- **Extracted entries**
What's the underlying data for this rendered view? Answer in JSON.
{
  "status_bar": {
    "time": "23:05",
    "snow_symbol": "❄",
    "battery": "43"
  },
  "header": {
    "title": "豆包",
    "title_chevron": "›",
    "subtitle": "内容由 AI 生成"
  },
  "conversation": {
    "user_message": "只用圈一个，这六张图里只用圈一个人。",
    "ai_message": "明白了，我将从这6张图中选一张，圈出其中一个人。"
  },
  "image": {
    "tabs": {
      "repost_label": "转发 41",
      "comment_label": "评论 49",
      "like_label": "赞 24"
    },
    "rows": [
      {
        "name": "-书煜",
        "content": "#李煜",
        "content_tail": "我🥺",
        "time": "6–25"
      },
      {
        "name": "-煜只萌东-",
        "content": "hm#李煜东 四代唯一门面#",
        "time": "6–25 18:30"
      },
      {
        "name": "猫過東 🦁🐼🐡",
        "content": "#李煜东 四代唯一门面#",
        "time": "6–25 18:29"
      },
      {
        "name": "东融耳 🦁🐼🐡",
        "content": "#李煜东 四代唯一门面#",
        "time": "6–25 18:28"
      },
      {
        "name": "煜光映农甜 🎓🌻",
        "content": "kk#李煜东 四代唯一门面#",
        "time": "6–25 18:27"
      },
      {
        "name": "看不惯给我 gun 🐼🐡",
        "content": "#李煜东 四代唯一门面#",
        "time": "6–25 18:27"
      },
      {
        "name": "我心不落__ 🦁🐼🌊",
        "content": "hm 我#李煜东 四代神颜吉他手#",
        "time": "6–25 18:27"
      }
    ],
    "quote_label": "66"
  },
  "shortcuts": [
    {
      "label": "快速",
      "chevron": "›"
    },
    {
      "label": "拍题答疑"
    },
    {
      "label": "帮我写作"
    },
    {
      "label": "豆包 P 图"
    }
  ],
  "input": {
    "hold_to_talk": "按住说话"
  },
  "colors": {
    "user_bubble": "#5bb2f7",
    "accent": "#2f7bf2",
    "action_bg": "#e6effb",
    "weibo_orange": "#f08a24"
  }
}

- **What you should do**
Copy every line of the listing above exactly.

- **Answer box**
What's the underlying data for this rendered view? Answer in JSON.
{
  "status_bar": {
    "time": "23:05",
    "snow_symbol": "❄",
    "battery": "43"
  },
  "header": {
    "title": "豆包",
    "title_chevron": "›",
    "subtitle": "内容由 AI 生成"
  },
  "conversation": {
    "user_message": "只用圈一个，这六张图里只用圈一个人。",
    "ai_message": "明白了，我将从这6张图中选一张，圈出其中一个人。"
  },
  "image": {
    "tabs": {
      "repost_label": "转发 41",
      "comment_label": "评论 49",
      "like_label": "赞 24"
    },
    "rows": [
      {
        "name": "-书煜",
        "content": "#李煜",
        "content_tail": "我🥺",
        "time": "6–25"
      },
      {
        "name": "-煜只萌东-",
        "content": "hm#李煜东 四代唯一门面#",
        "time": "6–25 18:30"
      },
      {
        "name": "猫過東 🦁🐼🐡",
        "content": "#李煜东 四代唯一门面#",
        "time": "6–25 18:29"
      },
      {
        "name": "东融耳 🦁🐼🐡",
        "content": "#李煜东 四代唯一门面#",
        "time": "6–25 18:28"
      },
      {
        "name": "煜光映农甜 🎓🌻",
        "content": "kk#李煜东 四代唯一门面#",
        "time": "6–25 18:27"
      },
      {
        "name": "看不惯给我 gun 🐼🐡",
        "content": "#李煜东 四代唯一门面#",
        "time": "6–25 18:27"
      },
      {
        "name": "我心不落__ 🦁🐼🌊",
        "content": "hm 我#李煜东 四代神颜吉他手#",
        "time": "6–25 18:27"
      }
    ],
    "quote_label": "66"
  },
  "shortcuts": [
    {
      "label": "快速",
      "chevron": "›"
    },
    {
      "label": "拍题答疑"
    },
    {
      "label": "帮我写作"
    },
    {
      "label": "豆包 P 图"
    }
  ],
  "input": {
    "hold_to_talk": "按住说话"
  },
  "colors": {
    "user_bubble": "#5bb2f7",
    "accent": "#2f7bf2",
    "action_bg": "#e6effb",
    "weibo_orange": "#f08a24"
  }
}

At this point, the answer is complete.